> **Work request**:
Each line of the records containing "Vault" is to be copied out and returned.

> **Dataset records**:
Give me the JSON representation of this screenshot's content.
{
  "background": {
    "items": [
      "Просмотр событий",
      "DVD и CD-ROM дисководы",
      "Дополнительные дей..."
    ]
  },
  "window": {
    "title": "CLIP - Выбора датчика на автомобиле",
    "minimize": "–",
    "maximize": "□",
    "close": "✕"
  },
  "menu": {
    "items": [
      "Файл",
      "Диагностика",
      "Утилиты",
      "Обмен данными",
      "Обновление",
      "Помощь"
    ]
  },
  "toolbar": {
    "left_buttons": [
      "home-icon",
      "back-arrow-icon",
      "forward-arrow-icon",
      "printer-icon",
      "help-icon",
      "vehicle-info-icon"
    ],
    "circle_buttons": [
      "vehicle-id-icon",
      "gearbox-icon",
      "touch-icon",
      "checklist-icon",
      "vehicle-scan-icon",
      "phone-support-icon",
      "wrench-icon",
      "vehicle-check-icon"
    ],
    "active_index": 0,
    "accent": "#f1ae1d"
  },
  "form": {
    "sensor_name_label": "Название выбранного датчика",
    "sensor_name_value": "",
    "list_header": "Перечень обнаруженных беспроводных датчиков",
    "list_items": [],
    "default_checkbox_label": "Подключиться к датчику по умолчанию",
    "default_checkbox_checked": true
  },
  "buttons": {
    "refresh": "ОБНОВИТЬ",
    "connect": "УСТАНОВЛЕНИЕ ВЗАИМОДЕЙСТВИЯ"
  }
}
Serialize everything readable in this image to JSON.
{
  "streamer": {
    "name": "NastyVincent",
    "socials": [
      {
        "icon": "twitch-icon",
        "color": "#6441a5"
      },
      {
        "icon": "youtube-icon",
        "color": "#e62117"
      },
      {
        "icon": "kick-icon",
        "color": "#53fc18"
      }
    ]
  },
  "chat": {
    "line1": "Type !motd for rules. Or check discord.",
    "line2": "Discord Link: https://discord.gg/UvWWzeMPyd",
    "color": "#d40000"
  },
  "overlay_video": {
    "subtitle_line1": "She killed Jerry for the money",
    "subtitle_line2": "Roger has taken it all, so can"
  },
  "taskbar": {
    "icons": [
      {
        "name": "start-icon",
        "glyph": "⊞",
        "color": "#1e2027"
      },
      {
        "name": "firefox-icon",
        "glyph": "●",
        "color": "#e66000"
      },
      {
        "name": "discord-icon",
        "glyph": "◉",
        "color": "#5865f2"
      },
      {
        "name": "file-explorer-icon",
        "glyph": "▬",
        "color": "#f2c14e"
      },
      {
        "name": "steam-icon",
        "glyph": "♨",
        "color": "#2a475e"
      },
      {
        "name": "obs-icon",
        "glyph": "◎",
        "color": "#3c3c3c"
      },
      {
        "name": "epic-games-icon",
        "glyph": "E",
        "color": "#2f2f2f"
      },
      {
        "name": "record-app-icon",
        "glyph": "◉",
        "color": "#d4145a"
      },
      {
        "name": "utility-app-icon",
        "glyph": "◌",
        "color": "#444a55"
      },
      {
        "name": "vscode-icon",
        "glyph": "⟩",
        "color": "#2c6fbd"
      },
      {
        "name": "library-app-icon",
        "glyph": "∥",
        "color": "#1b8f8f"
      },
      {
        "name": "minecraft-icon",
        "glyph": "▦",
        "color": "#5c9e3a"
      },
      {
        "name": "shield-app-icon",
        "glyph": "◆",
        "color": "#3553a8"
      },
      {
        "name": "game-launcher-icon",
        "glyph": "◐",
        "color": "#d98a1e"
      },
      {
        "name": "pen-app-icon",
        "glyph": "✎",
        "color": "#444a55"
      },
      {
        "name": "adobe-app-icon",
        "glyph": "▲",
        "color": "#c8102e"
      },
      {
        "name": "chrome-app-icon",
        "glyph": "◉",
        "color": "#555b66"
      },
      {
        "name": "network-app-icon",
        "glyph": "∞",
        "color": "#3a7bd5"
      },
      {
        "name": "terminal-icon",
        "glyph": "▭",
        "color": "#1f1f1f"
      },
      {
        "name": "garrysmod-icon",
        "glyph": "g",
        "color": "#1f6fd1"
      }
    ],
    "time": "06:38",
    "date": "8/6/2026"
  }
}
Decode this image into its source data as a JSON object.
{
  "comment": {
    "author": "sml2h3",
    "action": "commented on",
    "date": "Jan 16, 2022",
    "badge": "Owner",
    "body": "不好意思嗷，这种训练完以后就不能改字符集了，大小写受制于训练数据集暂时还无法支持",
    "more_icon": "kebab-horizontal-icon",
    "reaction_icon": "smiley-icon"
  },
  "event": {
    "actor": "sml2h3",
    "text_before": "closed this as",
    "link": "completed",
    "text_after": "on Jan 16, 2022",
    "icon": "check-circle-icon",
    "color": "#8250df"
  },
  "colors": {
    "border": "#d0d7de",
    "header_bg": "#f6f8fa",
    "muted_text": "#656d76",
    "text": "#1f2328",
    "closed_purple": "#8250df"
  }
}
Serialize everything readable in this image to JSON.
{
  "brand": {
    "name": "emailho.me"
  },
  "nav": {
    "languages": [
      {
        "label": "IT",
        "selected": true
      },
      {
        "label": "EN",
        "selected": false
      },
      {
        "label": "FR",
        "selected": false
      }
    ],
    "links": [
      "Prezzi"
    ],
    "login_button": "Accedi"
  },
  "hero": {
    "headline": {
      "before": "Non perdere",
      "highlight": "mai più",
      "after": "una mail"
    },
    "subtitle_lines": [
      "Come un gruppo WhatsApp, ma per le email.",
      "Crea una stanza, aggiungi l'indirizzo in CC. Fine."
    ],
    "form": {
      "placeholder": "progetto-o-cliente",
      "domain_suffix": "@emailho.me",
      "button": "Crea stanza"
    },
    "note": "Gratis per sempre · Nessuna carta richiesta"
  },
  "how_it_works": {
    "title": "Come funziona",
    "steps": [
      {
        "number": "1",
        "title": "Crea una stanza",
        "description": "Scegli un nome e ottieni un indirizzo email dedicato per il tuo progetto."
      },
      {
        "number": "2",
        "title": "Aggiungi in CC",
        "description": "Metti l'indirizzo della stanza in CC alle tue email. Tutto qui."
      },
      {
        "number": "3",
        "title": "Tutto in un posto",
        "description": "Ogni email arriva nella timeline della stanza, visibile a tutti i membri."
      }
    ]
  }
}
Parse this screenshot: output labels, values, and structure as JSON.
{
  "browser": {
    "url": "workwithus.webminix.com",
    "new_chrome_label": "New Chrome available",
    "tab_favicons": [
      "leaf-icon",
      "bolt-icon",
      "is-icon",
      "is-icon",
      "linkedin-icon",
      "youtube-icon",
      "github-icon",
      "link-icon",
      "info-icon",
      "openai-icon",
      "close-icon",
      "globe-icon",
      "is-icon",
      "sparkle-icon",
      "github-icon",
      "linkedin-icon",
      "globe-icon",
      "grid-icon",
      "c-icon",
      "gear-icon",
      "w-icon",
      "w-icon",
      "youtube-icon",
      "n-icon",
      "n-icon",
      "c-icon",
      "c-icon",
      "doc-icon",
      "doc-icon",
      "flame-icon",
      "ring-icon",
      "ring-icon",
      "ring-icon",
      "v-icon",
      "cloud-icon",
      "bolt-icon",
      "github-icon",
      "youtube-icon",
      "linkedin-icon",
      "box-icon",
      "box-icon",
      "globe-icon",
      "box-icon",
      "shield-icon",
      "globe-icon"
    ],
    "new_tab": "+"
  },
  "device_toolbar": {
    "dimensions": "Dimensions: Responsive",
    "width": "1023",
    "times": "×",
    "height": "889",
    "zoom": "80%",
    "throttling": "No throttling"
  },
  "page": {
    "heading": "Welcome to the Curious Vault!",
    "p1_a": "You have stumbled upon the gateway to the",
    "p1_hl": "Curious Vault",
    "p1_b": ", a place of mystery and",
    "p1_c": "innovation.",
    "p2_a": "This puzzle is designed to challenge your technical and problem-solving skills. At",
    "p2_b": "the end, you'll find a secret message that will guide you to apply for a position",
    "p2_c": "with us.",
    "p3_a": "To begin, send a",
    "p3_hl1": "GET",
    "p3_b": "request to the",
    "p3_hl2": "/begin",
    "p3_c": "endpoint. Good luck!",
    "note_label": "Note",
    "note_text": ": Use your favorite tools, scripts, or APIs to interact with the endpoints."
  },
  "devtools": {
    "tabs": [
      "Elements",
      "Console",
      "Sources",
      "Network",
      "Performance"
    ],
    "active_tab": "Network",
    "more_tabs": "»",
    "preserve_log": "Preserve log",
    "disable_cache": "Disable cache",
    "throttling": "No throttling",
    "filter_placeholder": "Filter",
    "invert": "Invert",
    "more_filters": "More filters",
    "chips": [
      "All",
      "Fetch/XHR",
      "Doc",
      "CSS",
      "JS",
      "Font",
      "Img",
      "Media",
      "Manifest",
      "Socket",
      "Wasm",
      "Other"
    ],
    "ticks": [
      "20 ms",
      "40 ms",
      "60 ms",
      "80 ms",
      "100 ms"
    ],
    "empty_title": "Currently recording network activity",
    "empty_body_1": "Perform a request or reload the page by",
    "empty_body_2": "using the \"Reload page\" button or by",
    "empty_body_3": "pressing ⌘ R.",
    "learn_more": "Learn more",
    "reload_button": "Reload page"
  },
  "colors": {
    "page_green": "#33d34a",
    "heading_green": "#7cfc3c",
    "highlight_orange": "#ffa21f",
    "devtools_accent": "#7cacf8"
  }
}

> **Reply to the exercise**:
    "heading": "Welcome to the Curious Vault!",
    "p1_hl": "Curious Vault",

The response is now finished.